The world of marketing and advertising has always been a springboard for film directors, giving them their first chance to show off their creative chops; just witness Michael Bay’s classic “Got Milk?” advert from 1993. Some auteurs never leave the advertising industry and keep making advertising campaigns that showcase their unique style without the restrictions associated with mainstream movie-making.
In this article, I’ll share a few reasons why I think a film director can teach businesses how to improve their video marketing efforts on social media, including using better storytelling techniques, adopting a holistic production management approach, and maximising the results of sharing video online.
Unravelling the mechanics of narrative: emotion, action and theme
When I’m directing video, I’m never happy just telling or showing something to my audience. I want to make them feel it. Emotion is the motor of narrative-based marketing – just watch this Mercedes-Benz ad directed by Andreas Bruns – therefore, the best way to calculate your ROI on any video clip that purports to tell a story is in terms of the “feelings per second” it is able to generate.
But emotion needs motion, and movement needs a direction to be effective. Understanding the emotional physics of a story is the director’s biggest job; she gives a trajectory to the scene by making sure that the people in front of the camera – who may not always be trained actors – aren’t simply going through the motions.
So what if an actor waves his arms; does it mean he’s angry or that he’s cheering someone? The theme of the piece should clear up any misconceptions in the mind of the production team and this will be reflected in the final product, which should ideally provoke an unequivocal reaction from the audience. That is unless you purposely choose to be ambiguous for effect.
A holistic approach to preparing for production
Making a video is a labour-intensive task that requires very expensive equipment and the cooperation of many professionals to succeed. Or you might hand a phone to an intern and ask them to run around the office before uploading the clip to Facebook. There’s room for a wide range of production arrangements in video marketing: from six-figure international shoots to a guerrilla, run-and-gun type of job.

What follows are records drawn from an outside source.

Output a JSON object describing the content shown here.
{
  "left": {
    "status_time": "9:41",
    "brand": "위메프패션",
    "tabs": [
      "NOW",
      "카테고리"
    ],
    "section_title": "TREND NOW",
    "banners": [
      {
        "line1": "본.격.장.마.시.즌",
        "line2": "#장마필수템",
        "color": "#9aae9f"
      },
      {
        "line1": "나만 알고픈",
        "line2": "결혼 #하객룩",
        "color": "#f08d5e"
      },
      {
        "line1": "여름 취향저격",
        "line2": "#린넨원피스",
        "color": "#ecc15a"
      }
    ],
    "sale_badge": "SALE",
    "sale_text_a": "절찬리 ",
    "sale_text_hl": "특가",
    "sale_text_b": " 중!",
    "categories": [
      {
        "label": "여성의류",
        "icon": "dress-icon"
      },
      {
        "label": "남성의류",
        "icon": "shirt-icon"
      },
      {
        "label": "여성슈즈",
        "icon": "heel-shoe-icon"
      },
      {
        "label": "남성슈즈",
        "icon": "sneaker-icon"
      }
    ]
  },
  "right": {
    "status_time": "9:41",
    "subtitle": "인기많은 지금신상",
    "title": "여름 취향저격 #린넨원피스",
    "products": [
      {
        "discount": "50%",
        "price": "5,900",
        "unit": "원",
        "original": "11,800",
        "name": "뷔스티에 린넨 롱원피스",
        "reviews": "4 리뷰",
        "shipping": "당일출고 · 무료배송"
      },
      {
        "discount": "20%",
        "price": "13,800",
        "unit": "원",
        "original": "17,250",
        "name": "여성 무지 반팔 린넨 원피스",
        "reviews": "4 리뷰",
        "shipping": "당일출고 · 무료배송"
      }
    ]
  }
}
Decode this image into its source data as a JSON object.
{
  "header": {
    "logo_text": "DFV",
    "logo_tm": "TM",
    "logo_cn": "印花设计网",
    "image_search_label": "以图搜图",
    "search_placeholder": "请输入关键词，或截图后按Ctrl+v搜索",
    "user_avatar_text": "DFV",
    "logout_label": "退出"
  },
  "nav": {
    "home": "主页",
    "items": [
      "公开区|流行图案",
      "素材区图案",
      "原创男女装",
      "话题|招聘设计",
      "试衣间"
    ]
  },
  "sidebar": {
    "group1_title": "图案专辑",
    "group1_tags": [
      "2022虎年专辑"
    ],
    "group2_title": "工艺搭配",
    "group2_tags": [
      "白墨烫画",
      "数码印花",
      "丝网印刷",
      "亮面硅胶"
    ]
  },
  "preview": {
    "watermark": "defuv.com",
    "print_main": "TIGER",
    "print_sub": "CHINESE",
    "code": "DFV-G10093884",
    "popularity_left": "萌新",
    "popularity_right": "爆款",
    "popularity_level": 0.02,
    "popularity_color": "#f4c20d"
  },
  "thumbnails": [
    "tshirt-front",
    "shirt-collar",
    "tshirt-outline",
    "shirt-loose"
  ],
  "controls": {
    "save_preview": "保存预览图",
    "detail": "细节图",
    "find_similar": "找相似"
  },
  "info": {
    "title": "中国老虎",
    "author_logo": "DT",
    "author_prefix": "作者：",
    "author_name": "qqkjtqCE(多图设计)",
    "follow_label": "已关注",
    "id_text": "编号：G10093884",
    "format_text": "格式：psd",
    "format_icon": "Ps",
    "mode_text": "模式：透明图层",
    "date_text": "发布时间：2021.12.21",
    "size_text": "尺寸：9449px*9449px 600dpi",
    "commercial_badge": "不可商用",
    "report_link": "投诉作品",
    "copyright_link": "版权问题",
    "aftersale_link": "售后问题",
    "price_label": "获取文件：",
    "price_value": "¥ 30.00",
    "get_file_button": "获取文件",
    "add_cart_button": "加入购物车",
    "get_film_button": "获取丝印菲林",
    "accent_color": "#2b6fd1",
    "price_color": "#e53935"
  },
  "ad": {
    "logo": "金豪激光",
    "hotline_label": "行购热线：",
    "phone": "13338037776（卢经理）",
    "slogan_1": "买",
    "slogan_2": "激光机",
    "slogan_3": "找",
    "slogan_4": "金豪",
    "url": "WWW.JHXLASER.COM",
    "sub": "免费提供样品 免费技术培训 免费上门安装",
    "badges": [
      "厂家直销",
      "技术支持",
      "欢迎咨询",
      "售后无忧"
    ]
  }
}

The truth is that not all types of shoots need a director, but they all can benefit from a director’s touch, even if one is not physically present on set. This touch is specifically the one that connects cast with crew, and lens with lines. A director’s mindset is holistic by default and she tries to find the best fit between the resources available and the people involved to do the maximum justice to the story being told.
Of course, there’s another invisible hand controlling everything that happens during the shoot and that is the Brand. Video marketing is video with a commercial purpose, so it’s no surprise that the promotion of a business or product gets top billing when prioritising your creative goals.
For example, when I worked on a spec commercial for Hugo Boss’s Reversed collection, we had to follow a very strict brief that placed a lot of restrictions on how the brand was to be portrayed, but a similar advert for Ottobock, a prosthetics company in Germany, gave our team free rein in terms of creative expression.
Maximising the message through the medium
Video marketing works across different media, but social media seems to be tailor-made for it. It’s through Facebook, YouTube and Instagram that the use of video as the primary marketing tool has seen explosive growth in recent years, and it shows no sign of stopping yet.
As more businesses experiment with video marketing on social media, we’ll keep seeing increased interest by companies and creatives who want to learn how to adapt their message to video, and adapt video to social media.
When they say that video marketing gives you results, I think they mean it quite literally. A quick glance at your feed is enough to help you make a snap judgement about the success or otherwise of a clip – its views, likes, and comments will say it all – and digging deeper into your engagement analytics will justify your conclusion or qualify it with insights you can use when creating your next content.
When hearing pitches for a movie, one of the things execs look for is a story with “legs”, that is whether it has the potential to become a fully-fledged franchise that can generate sequels, spin-offs, and related content for a fanbase that always wants more. Video marketing offers the same potential for extending the longevity and value of an idea, and a director can give invaluable pointers to help companies build their brand through the consistent use of situations, themes and set of characters.
The future of marketing is video
Businesses looking to use video marketing more effectively in their social media campaigns can learn a lot from the creative experience of film directors.
Firstly, a director recognises the primacy of emotion in moving picture and she can guide actors to elicit a specific response from the audience. Secondly, a director brings a holistic approach to managing creative teams that are producing videos. Lastly, a director helps extract the full potential of an idea by finding different ways to extend its value as a concept for video in a consistent way.
As video becomes increasingly central to marketing strategies, the director’s staple cry “Action!” might be heard more often in commercial settings. Surely, this bodes for greater cooperation between film-makers and marketing teams, and businesses should expect nothing less than star treatment for their video marketing campaigns.
Vanessa Vella is a screen creative who directs, shoots and edits moving images. She directed and produced the short films Punchline and Checkmate. She also directed several episodes of a popular Maltese TV series and worked on commercials, music videos and clips for social media. Watch her showreel here.
Featured image: Behind-the-scenes photo from the set of Punchline. © Mavric Said.
This content was originally published here.